By Stacy Melanie Jerger (@ApoideaEdits)
In May I guest-blogged at The Writers’ Creative about…well, a ton of stuff I do in developmental editing. But some of those things deserve their own post. Read Part 1: Principles Instead of Rules and Part 2: How I Feel About Your Manuscript.
In developmental editing, there is a whole other skill level required to help authors revise. It’s called the art of querying. Unlike copyediting where the editor corrects errors and is essentially a gatekeeper of grammar rules and preserving the English language, developmental editors rely more on asking the author questions, making suggestions for improvement, and helping to clarify intentions. This goes beyond “clarifying meaning.”
Querying is used for several reasons in copyediting and substantive (line) editing:
- Verifying a fact or bring an inaccuracy to the author’s attention
- Asking the author for additional info or to a solve a conflict within the text
- Confirming an interpretation of meaning (especially if the editor is not a subject-matter expert)
- Explaining a change and making sure the change hasn’t altered the author’s meaning (recasting, rewording, etc.)
- Explaining an editor’s addition or deletion of the text
In developmental editing, querying embodies all of the above and is also a form of communication in the revision process:
- To suggest changes and additions that contribute to the author’s goals
- To explain how a change benefits the story and its readers
- To allow authors to trace the changes and thought process of the editor
When we consider “changes,” that can encompass anything from character sympathy, strengthening suspense, to writing tone. My queries and comments can be quite frequent and long because I’m working on a creative level that needs to meet the author’s approval.
Additionally, it’s important for the author to know that my suggestions and adjustments are there to serve the author, not my own interests. A developmental editor such as myself needs to be flexible. It’s not about an editor’s preference—it’s about solving problems in the text.
Here’s what a typical amount of querying looks like in my editing (assuming most of the big chunks of content are organized).
I’ve mentioned the reasons why querying is necessary, but it requires skill in developmental editing because suggestions are judgment calls. There is less doing (grammar fixes that don’t need explanation) and more querying (clarifying, suggesting, rewording, adding transitions—tasks that need explanation).
Additionally, my tone is just as important. I always try to be aware and careful as to how my tone will be received, especially to a nervous writer.
1. I approach queries with a positive attitude. Don’t forget that we’re here to support the writer above anything else. My mindset is geared toward how an edit is helpful rather than pointing out the flaw.
For instance, saying “this is difficult to understand” doesn’t help the writer at all. I approach it as “I rephrased so readers can understand that …”
2. I suggest and ask the writer, not demand or tell the writer what to do. A lot of my suggestions are meant to help the author strengthen connections and to fill in missed opportunities. It requires a lot of hedging and open-mindedness in my tone.
Instead of saying “It would be better if you changed this to …” I say, “Readers may not understand, so I changed this to clarify …” or “It might be a great opportunity to show the character doing …"
3. I try to be succinct- I have the most trouble with this one!
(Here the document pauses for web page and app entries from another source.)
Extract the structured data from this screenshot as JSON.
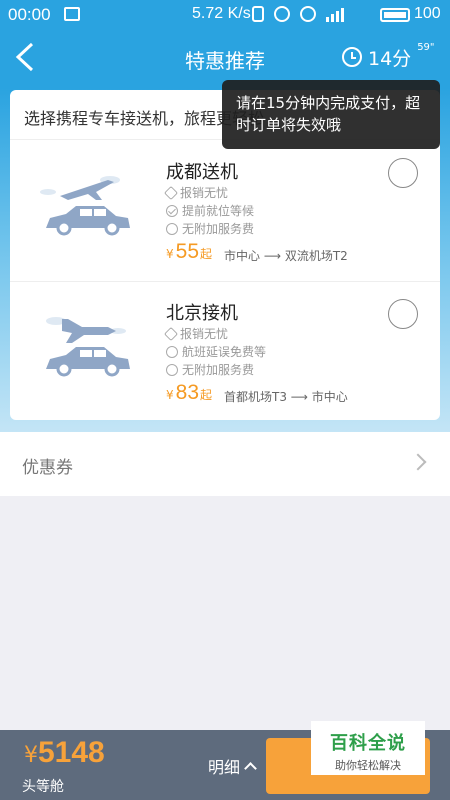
{
  "status_bar": {
    "time": "00:00",
    "speed": "5.72 K/s",
    "battery": "100"
  },
  "nav": {
    "title": "特惠推荐",
    "timer_minutes": "14分",
    "timer_seconds": "59\""
  },
  "notice": {
    "text": "选择携程专车接送机，旅程更轻松"
  },
  "tooltip": {
    "text": "请在15分钟内完成支付，超时订单将失效哦"
  },
  "services": [
    {
      "title": "成都送机",
      "features": [
        "报销无忧",
        "提前就位等候",
        "无附加服务费"
      ],
      "currency": "¥",
      "price": "55",
      "price_suffix": "起",
      "route": "市中心 ⟶ 双流机场T2"
    },
    {
      "title": "北京接机",
      "features": [
        "报销无忧",
        "航班延误免费等",
        "无附加服务费"
      ],
      "currency": "¥",
      "price": "83",
      "price_suffix": "起",
      "route": "首都机场T3 ⟶ 市中心"
    }
  ],
  "coupon": {
    "label": "优惠券"
  },
  "bottom_bar": {
    "currency": "¥",
    "total": "5148",
    "cabin": "头等舱",
    "detail_label": "明细"
  },
  "watermark": {
    "title": "百科全说",
    "subtitle": "助你轻松解决"
  },
  "colors": {
    "primary": "#2aa3e0",
    "accent": "#f7a23a",
    "bottom_bar": "#5e6b7d"
  }
}
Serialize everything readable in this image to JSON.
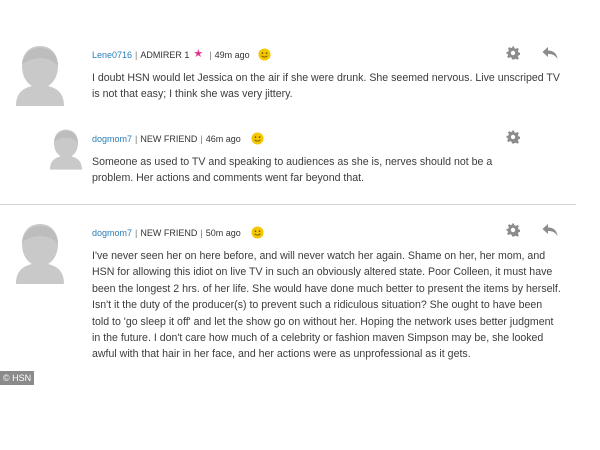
{
  "comments": [
    {
      "username": "Lene0716",
      "role": "ADMIRER 1",
      "time": "49m ago",
      "text": "I doubt HSN would let Jessica on the air if she were drunk. She seemed nervous. Live unscriped TV is not that easy; I think she was very jittery."
    },
    {
      "username": "dogmom7",
      "role": "NEW FRIEND",
      "time": "46m ago",
      "text": "Someone as used to TV and speaking to audiences as she is, nerves should not be a problem.  Her actions and comments went far beyond that."
    },
    {
      "username": "dogmom7",
      "role": "NEW FRIEND",
      "time": "50m ago",
      "text": "I've never seen her on here before, and will never watch her again.  Shame on her, her  mom, and HSN for allowing this idiot on live TV in such an obviously altered state.  Poor Colleen, it must have been the longest 2 hrs. of her life.  She would have done much better to present the items by herself.  Isn't it the duty of the producer(s) to prevent such a ridiculous situation?  She ought to have been told to 'go sleep it off' and let the show go on without her.  Hoping the network uses better judgment in the future.  I don't care how much of a celebrity or fashion maven Simpson may be, she looked awful with that hair in her face, and her actions were as unprofessional as it gets."
    }
  ],
  "separator": "|",
  "watermark": "© HSN",
  "icons": [
    "avatar-icon",
    "star-icon",
    "smiley-icon",
    "gear-icon",
    "reply-icon"
  ],
  "colors": {
    "username": "#2a7fb8",
    "star": "#e2368c",
    "smiley": "#f2c500",
    "avatar": "#c8c8c8"
  }
}
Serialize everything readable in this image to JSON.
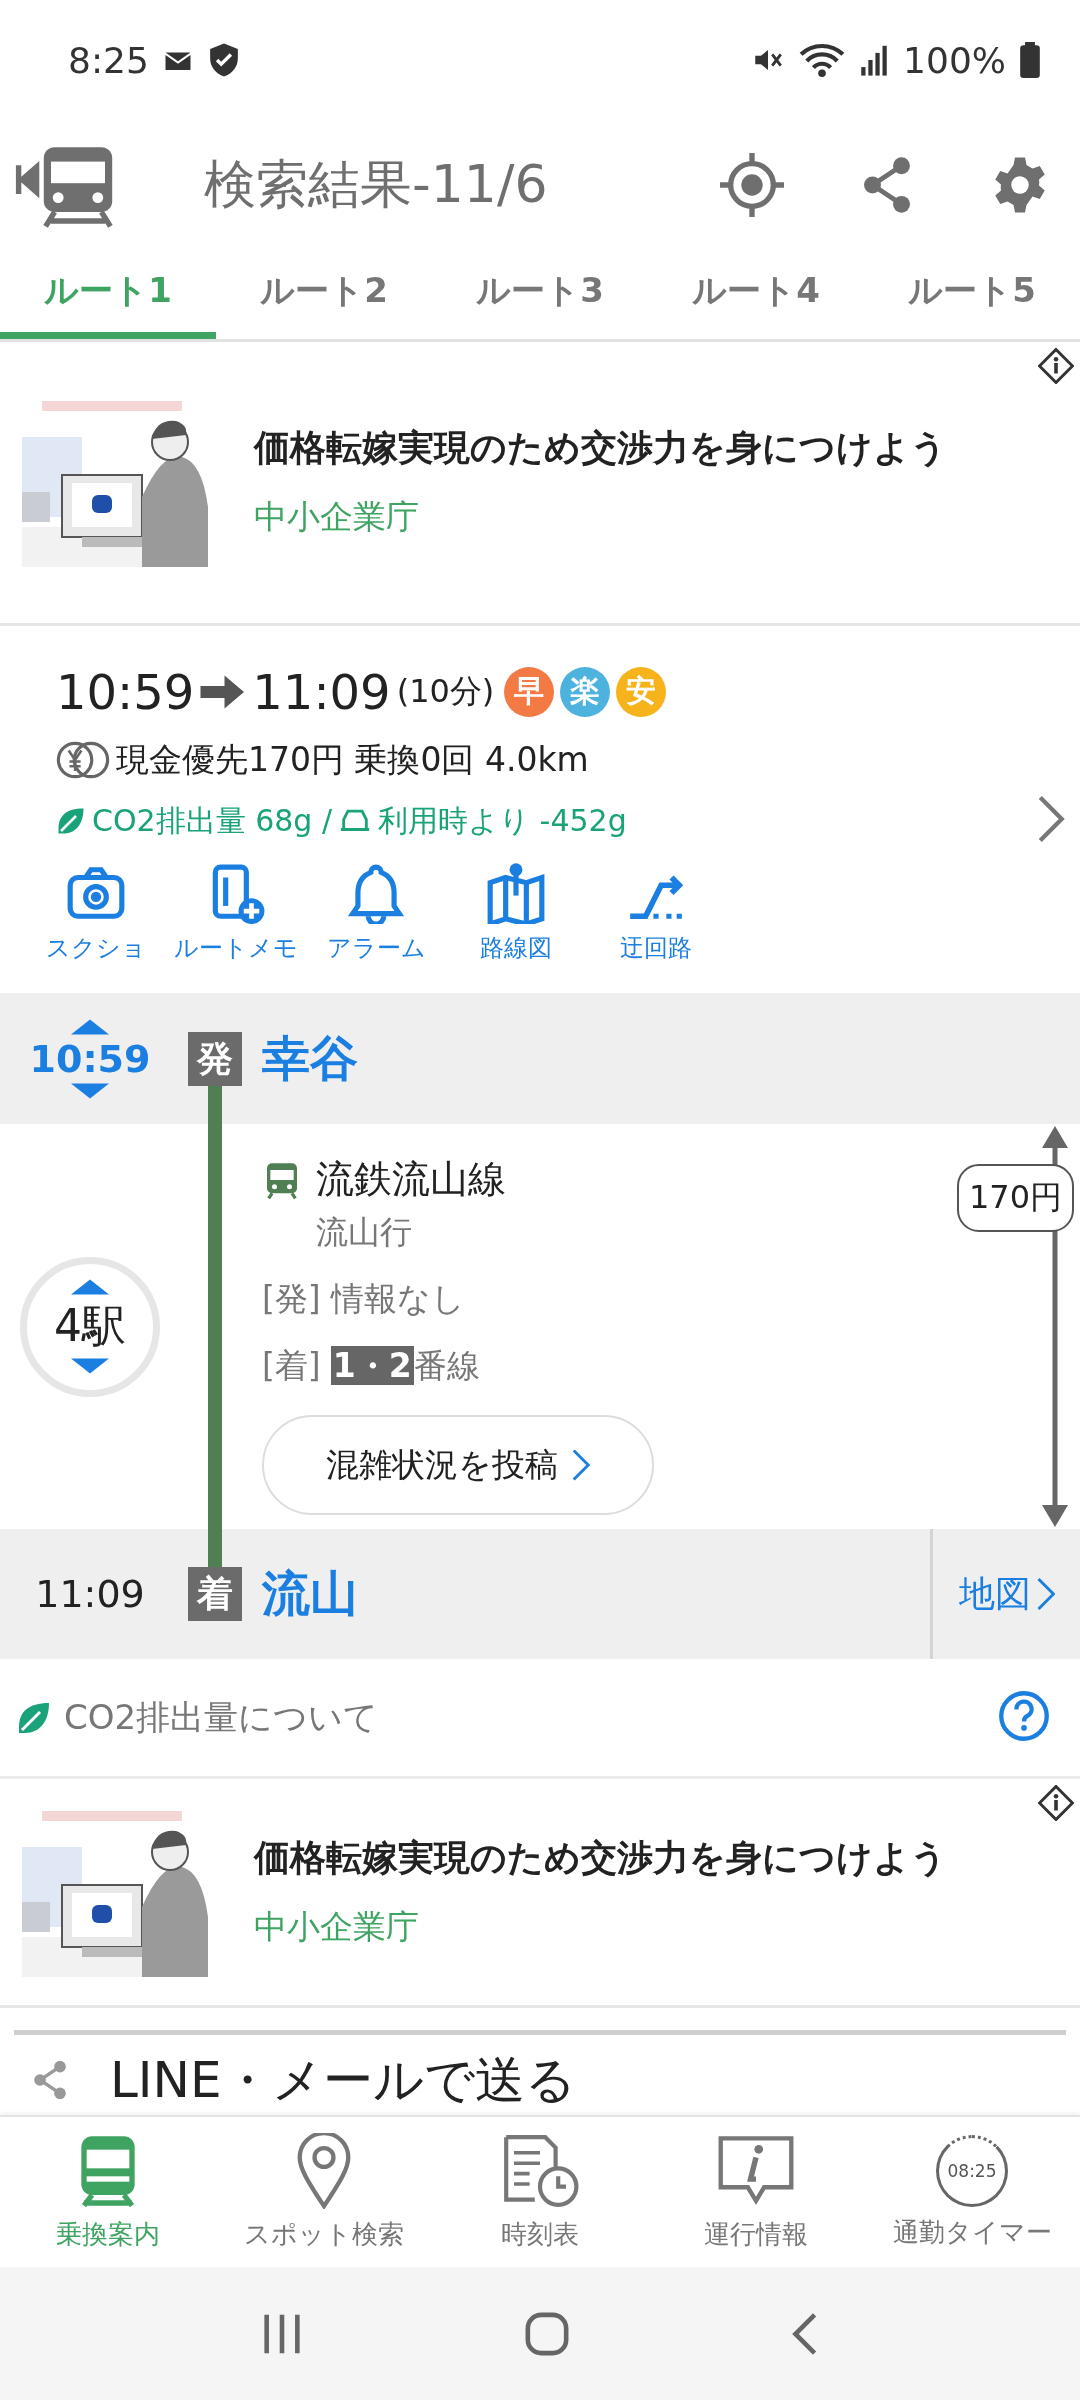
{
  "status_bar": {
    "time": "8:25",
    "battery": "100%"
  },
  "app_bar": {
    "title": "検索結果-11/6"
  },
  "tabs": [
    {
      "label": "ルート1",
      "selected": true
    },
    {
      "label": "ルート2",
      "selected": false
    },
    {
      "label": "ルート3",
      "selected": false
    },
    {
      "label": "ルート4",
      "selected": false
    },
    {
      "label": "ルート5",
      "selected": false
    }
  ],
  "top_ad": {
    "kind": "picture",
    "headline": "価格転嫁実現のため交渉力を身につけよう",
    "sponsor": "中小企業庁"
  },
  "summary": {
    "depart": "10:59",
    "arrive": "11:09",
    "duration": "(10分)",
    "badges": [
      {
        "label": "早",
        "color": "#f37a45"
      },
      {
        "label": "楽",
        "color": "#4db3de"
      },
      {
        "label": "安",
        "color": "#f6b31c"
      }
    ],
    "fare_line": "現金優先170円 乗換0回 4.0km",
    "co2": "CO2排出量 68g /",
    "co2_car": "利用時より -452g",
    "actions": [
      {
        "label": "スクショ",
        "kind": "camera"
      },
      {
        "label": "ルートメモ",
        "kind": "memo"
      },
      {
        "label": "アラーム",
        "kind": "bell"
      },
      {
        "label": "路線図",
        "kind": "map"
      },
      {
        "label": "迂回路",
        "kind": "detour"
      }
    ]
  },
  "route": {
    "departure": {
      "time": "10:59",
      "mark": "発",
      "station": "幸谷"
    },
    "segment": {
      "line": "流鉄流山線",
      "direction": "流山行",
      "stops": "4駅",
      "depart_tag": "[発]",
      "depart_text": "情報なし",
      "arrive_tag": "[着]",
      "platform": "1・2",
      "platform_suffix": "番線",
      "fare": "170円",
      "crowd_button": "混雑状況を投稿"
    },
    "arrival": {
      "time": "11:09",
      "mark": "着",
      "station": "流山",
      "map_link": "地図"
    }
  },
  "co2_link": "CO2排出量について",
  "bottom_ad": {
    "kind": "picture",
    "headline": "価格転嫁実現のため交渉力を身につけよう",
    "sponsor": "中小企業庁"
  },
  "share": {
    "label": "LINE・メールで送る"
  },
  "bottom_nav": [
    {
      "label": "乗換案内",
      "kind": "train",
      "selected": true
    },
    {
      "label": "スポット検索",
      "kind": "pin",
      "selected": false
    },
    {
      "label": "時刻表",
      "kind": "timetable",
      "selected": false
    },
    {
      "label": "運行情報",
      "kind": "info",
      "selected": false
    },
    {
      "label": "通勤タイマー",
      "kind": "timer",
      "clock": "08:25",
      "selected": false
    }
  ]
}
I can ramble on at first when I explain my reason for a change. BUT, I always go back to condense and tighten my comment. Writers don’t want to spend a lot of time on my ramblings; they want to know how my change improves their work.
4. In anything I write, whether it’s a query or explanation, I remind myself to be specific. If queries are vague or the meaning is muddled, we’ve just committed the same error that we’re trying to get the author to fix. Queries are our way of communicating clearly with writers and staying specific also helps me decide what I'm trying to say.
5. Lastly, I prompt the author to take action. It’s not good enough to point out a change; we have to explain how the change improves the text and how the writer can apply the change to other similar problem areas.
So, that’s my experience with querying—not pointing out flaws, but being helpful. There’s a mindset to querying that can be strengthened through practice and nurturing relationships with authors.
What's your experience with querying?